**Exercise directions:** Skip the images and print the listing exactly.

**Data supplied:**
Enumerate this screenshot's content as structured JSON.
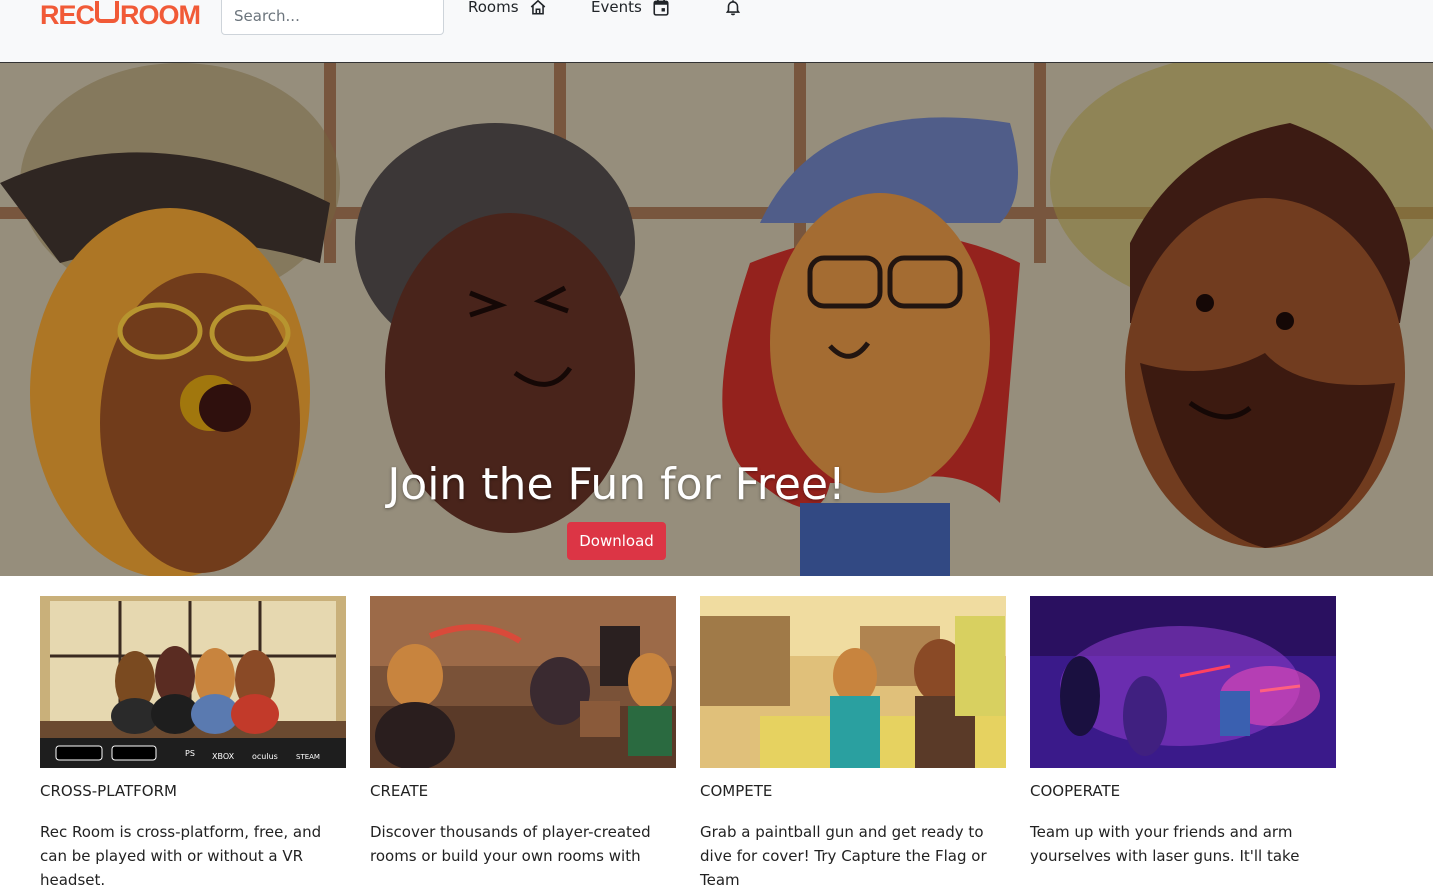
{
  "brand": {
    "name_left": "REC",
    "name_right": "ROOM",
    "color": "#f15a37"
  },
  "search": {
    "placeholder": "Search..."
  },
  "nav": [
    {
      "label": "Rooms",
      "icon": "house-icon"
    },
    {
      "label": "Events",
      "icon": "calendar-icon"
    },
    {
      "label": "",
      "icon": "bell-icon"
    }
  ],
  "hero": {
    "title": "Join the Fun for Free!",
    "button_label": "Download",
    "button_color": "#dc3545"
  },
  "features": [
    {
      "title": "CROSS-PLATFORM",
      "text": "Rec Room is cross-platform, free, and can be played with or without a VR headset.",
      "platform_badges": [
        "GET IT ON Google Play",
        "Download on the App Store",
        "PlayStation",
        "XBOX",
        "oculus",
        "STEAM"
      ]
    },
    {
      "title": "CREATE",
      "text": "Discover thousands of player-created rooms or build your own rooms with"
    },
    {
      "title": "COMPETE",
      "text": "Grab a paintball gun and get ready to dive for cover! Try Capture the Flag or Team"
    },
    {
      "title": "COOPERATE",
      "text": "Team up with your friends and arm yourselves with laser guns. It'll take"
    }
  ]
}
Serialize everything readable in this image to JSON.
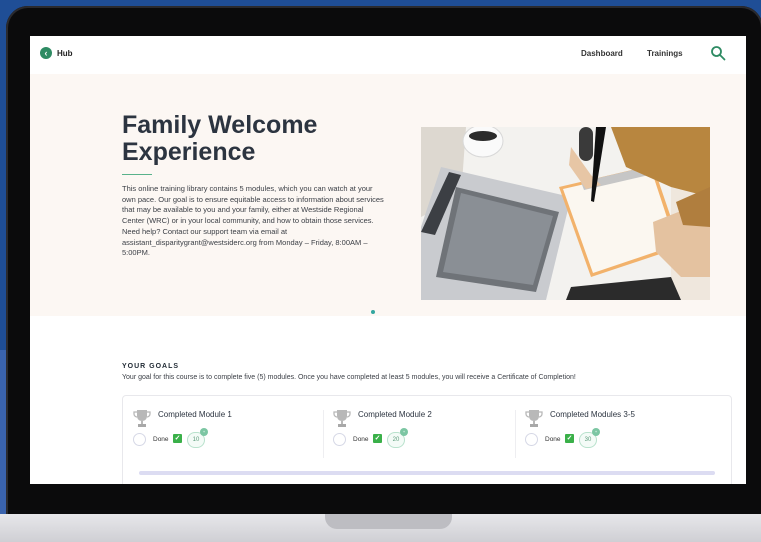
{
  "nav": {
    "hub_label": "Hub",
    "links": [
      "Dashboard",
      "Trainings"
    ]
  },
  "hero": {
    "title": "Family Welcome Experience",
    "description": "This online training library contains 5 modules, which you can watch at your own pace. Our goal is to ensure equitable access to information about services that may be available to you and your family, either at  Westside Regional Center (WRC)  or in your local community, and how to obtain those services. Need help? Contact our support team via email at assistant_disparitygrant@westsiderc.org from Monday – Friday, 8:00AM – 5:00PM."
  },
  "goals": {
    "heading": "YOUR GOALS",
    "text": "Your goal for this course is to complete  five (5)  modules. Once you have completed  at least 5  modules, you will receive a Certificate of Completion!",
    "items": [
      {
        "title": "Completed Module 1",
        "status": "Done",
        "points": "10"
      },
      {
        "title": "Completed Module 2",
        "status": "Done",
        "points": "20"
      },
      {
        "title": "Completed Modules 3-5",
        "status": "Done",
        "points": "30"
      }
    ]
  },
  "colors": {
    "accent": "#2e8b63",
    "check": "#3ab049",
    "hero_bg": "#fcf7f3",
    "progress_track": "#dcdcf2"
  },
  "icons": [
    "back-arrow-icon",
    "search-icon",
    "trophy-icon",
    "check-icon",
    "plus-icon"
  ]
}
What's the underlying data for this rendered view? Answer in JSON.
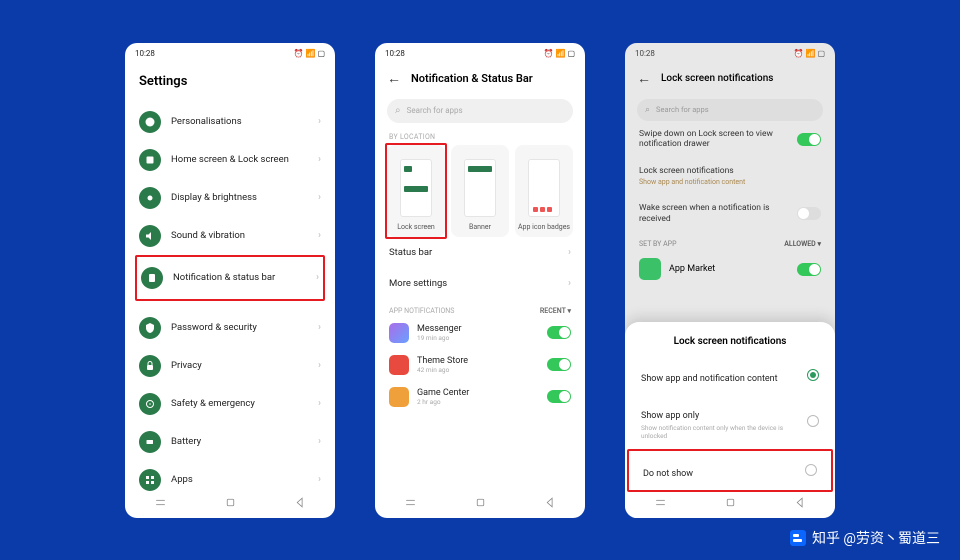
{
  "statusbar": {
    "time": "10:28"
  },
  "screen1": {
    "title": "Settings",
    "items": [
      {
        "label": "Personalisations"
      },
      {
        "label": "Home screen & Lock screen"
      },
      {
        "label": "Display & brightness"
      },
      {
        "label": "Sound & vibration"
      },
      {
        "label": "Notification & status bar"
      },
      {
        "label": "Password & security"
      },
      {
        "label": "Privacy"
      },
      {
        "label": "Safety & emergency"
      },
      {
        "label": "Battery"
      },
      {
        "label": "Apps"
      }
    ]
  },
  "screen2": {
    "title": "Notification & Status Bar",
    "search_placeholder": "Search for apps",
    "by_location": "BY LOCATION",
    "cards": {
      "lockscreen": "Lock screen",
      "banner": "Banner",
      "badges": "App icon badges"
    },
    "status_bar": "Status bar",
    "more_settings": "More settings",
    "app_notifications": "APP NOTIFICATIONS",
    "recent": "RECENT ▾",
    "apps": [
      {
        "name": "Messenger",
        "sub": "19 min ago",
        "color": "#a96de8"
      },
      {
        "name": "Theme Store",
        "sub": "42 min ago",
        "color": "#e94a3f"
      },
      {
        "name": "Game Center",
        "sub": "2 hr ago",
        "color": "#f0a03a"
      }
    ]
  },
  "screen3": {
    "title": "Lock screen notifications",
    "search_placeholder": "Search for apps",
    "swipe": "Swipe down on Lock screen to view notification drawer",
    "lsn_row": "Lock screen notifications",
    "lsn_sub": "Show app and notification content",
    "wake": "Wake screen when a notification is received",
    "set_by_app": "SET BY APP",
    "allowed": "ALLOWED ▾",
    "app_market": "App Market",
    "sheet_title": "Lock screen notifications",
    "opt1": "Show app and notification content",
    "opt2": "Show app only",
    "opt2_sub": "Show notification content only when the device is unlocked",
    "opt3": "Do not show"
  },
  "watermark": "知乎 @劳资丶蜀道三"
}
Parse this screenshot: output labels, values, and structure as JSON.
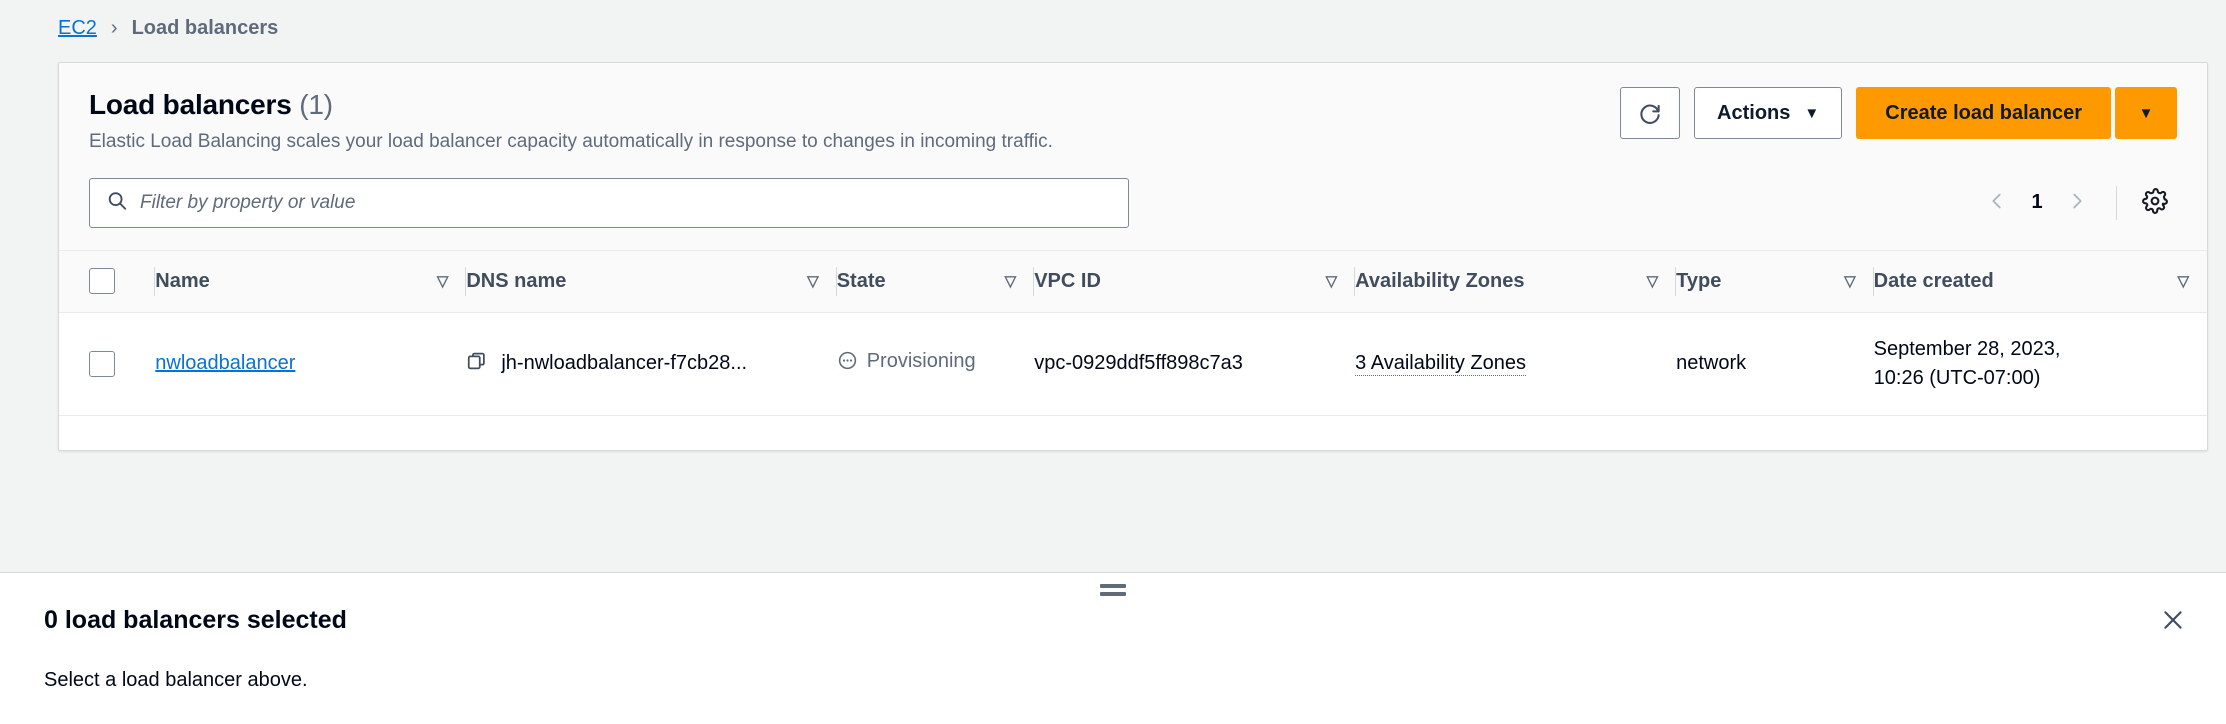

**Problem solution:**
Enumerate this screenshot's content as structured JSON.
{
  "brand": {
    "name_left": "REC",
    "name_right": "ROOM",
    "color": "#f15a37"
  },
  "search": {
    "placeholder": "Search..."
  },
  "nav": [
    {
      "label": "Rooms",
      "icon": "house-icon"
    },
    {
      "label": "Events",
      "icon": "calendar-icon"
    },
    {
      "label": "",
      "icon": "bell-icon"
    }
  ],
  "hero": {
    "title": "Join the Fun for Free!",
    "button_label": "Download",
    "button_color": "#dc3545"
  },
  "features": [
    {
      "title": "CROSS-PLATFORM",
      "text": "Rec Room is cross-platform, free, and can be played with or without a VR headset.",
      "platform_badges": [
        "GET IT ON Google Play",
        "Download on the App Store",
        "PlayStation",
        "XBOX",
        "oculus",
        "STEAM"
      ]
    },
    {
      "title": "CREATE",
      "text": "Discover thousands of player-created rooms or build your own rooms with"
    },
    {
      "title": "COMPETE",
      "text": "Grab a paintball gun and get ready to dive for cover! Try Capture the Flag or Team"
    },
    {
      "title": "COOPERATE",
      "text": "Team up with your friends and arm yourselves with laser guns. It'll take"
    }
  ]
}
Serialize everything readable in this image to JSON.
{
  "nav": {
    "hub_label": "Hub",
    "links": [
      "Dashboard",
      "Trainings"
    ]
  },
  "hero": {
    "title": "Family Welcome Experience",
    "description": "This online training library contains 5 modules, which you can watch at your own pace. Our goal is to ensure equitable access to information about services that may be available to you and your family, either at  Westside Regional Center (WRC)  or in your local community, and how to obtain those services. Need help? Contact our support team via email at assistant_disparitygrant@westsiderc.org from Monday – Friday, 8:00AM – 5:00PM."
  },
  "goals": {
    "heading": "YOUR GOALS",
    "text": "Your goal for this course is to complete  five (5)  modules. Once you have completed  at least 5  modules, you will receive a Certificate of Completion!",
    "items": [
      {
        "title": "Completed Module 1",
        "status": "Done",
        "points": "10"
      },
      {
        "title": "Completed Module 2",
        "status": "Done",
        "points": "20"
      },
      {
        "title": "Completed Modules 3-5",
        "status": "Done",
        "points": "30"
      }
    ]
  },
  "colors": {
    "accent": "#2e8b63",
    "check": "#3ab049",
    "hero_bg": "#fcf7f3",
    "progress_track": "#dcdcf2"
  },
  "icons": [
    "back-arrow-icon",
    "search-icon",
    "trophy-icon",
    "check-icon",
    "plus-icon"
  ]
}
What's the underlying data for this rendered view? Answer in JSON.
{
  "statusbar": {
    "time": "10:28"
  },
  "screen1": {
    "title": "Settings",
    "items": [
      {
        "label": "Personalisations"
      },
      {
        "label": "Home screen & Lock screen"
      },
      {
        "label": "Display & brightness"
      },
      {
        "label": "Sound & vibration"
      },
      {
        "label": "Notification & status bar"
      },
      {
        "label": "Password & security"
      },
      {
        "label": "Privacy"
      },
      {
        "label": "Safety & emergency"
      },
      {
        "label": "Battery"
      },
      {
        "label": "Apps"
      }
    ]
  },
  "screen2": {
    "title": "Notification & Status Bar",
    "search_placeholder": "Search for apps",
    "by_location": "BY LOCATION",
    "cards": {
      "lockscreen": "Lock screen",
      "banner": "Banner",
      "badges": "App icon badges"
    },
    "status_bar": "Status bar",
    "more_settings": "More settings",
    "app_notifications": "APP NOTIFICATIONS",
    "recent": "RECENT ▾",
    "apps": [
      {
        "name": "Messenger",
        "sub": "19 min ago",
        "color": "#a96de8"
      },
      {
        "name": "Theme Store",
        "sub": "42 min ago",
        "color": "#e94a3f"
      },
      {
        "name": "Game Center",
        "sub": "2 hr ago",
        "color": "#f0a03a"
      }
    ]
  },
  "screen3": {
    "title": "Lock screen notifications",
    "search_placeholder": "Search for apps",
    "swipe": "Swipe down on Lock screen to view notification drawer",
    "lsn_row": "Lock screen notifications",
    "lsn_sub": "Show app and notification content",
    "wake": "Wake screen when a notification is received",
    "set_by_app": "SET BY APP",
    "allowed": "ALLOWED ▾",
    "app_market": "App Market",
    "sheet_title": "Lock screen notifications",
    "opt1": "Show app and notification content",
    "opt2": "Show app only",
    "opt2_sub": "Show notification content only when the device is unlocked",
    "opt3": "Do not show"
  },
  "watermark": "知乎 @劳资丶蜀道三"
}
Parse this screenshot: output labels, values, and structure as JSON.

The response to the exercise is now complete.